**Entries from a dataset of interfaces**
..............................
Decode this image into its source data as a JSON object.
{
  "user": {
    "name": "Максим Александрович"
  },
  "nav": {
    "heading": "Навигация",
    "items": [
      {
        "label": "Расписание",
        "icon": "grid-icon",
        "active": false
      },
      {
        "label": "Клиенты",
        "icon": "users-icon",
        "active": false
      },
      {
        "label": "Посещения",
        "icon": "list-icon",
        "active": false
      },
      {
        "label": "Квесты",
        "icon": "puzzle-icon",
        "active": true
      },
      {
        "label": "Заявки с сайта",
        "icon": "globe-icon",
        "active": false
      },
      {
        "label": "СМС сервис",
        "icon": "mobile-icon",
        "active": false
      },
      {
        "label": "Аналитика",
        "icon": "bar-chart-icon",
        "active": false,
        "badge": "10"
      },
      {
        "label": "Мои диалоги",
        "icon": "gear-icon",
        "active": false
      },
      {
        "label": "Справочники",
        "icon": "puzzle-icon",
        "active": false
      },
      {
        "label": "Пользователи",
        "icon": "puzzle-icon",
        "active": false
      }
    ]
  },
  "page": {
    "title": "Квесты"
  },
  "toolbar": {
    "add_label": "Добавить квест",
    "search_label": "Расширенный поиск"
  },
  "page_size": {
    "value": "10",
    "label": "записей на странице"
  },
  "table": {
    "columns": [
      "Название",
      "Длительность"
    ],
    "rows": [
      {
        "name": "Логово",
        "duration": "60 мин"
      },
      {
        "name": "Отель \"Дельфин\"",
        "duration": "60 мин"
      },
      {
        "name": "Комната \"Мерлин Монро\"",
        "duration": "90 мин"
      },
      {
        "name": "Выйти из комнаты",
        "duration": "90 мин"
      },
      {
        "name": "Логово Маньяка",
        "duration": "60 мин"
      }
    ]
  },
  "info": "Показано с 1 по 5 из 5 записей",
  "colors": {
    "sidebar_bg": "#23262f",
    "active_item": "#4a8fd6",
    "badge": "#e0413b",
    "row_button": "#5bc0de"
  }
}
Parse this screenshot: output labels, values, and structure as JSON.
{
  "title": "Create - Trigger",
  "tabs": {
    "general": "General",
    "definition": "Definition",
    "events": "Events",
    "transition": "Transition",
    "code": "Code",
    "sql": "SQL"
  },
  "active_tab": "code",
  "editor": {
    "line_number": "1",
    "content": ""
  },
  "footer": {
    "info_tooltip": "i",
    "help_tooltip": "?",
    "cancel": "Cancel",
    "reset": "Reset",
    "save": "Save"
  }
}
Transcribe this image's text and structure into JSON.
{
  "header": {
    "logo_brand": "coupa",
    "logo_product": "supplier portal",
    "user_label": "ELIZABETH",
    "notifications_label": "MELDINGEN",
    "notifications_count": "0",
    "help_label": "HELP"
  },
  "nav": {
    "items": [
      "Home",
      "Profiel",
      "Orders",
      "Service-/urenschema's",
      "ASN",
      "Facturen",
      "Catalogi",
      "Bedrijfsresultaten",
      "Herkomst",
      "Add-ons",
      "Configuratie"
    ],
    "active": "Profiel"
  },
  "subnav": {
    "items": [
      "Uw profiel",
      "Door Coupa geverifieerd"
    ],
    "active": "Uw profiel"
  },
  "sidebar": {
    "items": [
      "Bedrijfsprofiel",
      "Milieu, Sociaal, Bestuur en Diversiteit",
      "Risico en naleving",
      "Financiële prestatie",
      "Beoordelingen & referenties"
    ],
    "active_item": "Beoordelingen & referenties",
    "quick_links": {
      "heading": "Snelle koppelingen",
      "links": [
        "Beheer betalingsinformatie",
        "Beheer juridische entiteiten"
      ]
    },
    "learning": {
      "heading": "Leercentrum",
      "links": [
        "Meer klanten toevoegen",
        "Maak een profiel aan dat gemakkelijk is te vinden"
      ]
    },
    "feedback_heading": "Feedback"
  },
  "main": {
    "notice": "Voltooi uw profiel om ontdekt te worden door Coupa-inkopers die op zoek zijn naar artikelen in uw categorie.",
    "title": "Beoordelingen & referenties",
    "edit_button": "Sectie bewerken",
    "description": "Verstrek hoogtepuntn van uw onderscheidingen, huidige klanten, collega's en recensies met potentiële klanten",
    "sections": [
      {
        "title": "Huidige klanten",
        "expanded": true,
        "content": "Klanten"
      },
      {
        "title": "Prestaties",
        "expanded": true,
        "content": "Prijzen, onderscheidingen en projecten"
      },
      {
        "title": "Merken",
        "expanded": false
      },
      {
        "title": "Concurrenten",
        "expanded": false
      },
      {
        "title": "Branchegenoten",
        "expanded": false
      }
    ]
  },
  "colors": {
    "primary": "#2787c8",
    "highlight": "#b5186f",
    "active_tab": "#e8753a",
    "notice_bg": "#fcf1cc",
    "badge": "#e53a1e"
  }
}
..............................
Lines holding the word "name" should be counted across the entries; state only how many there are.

6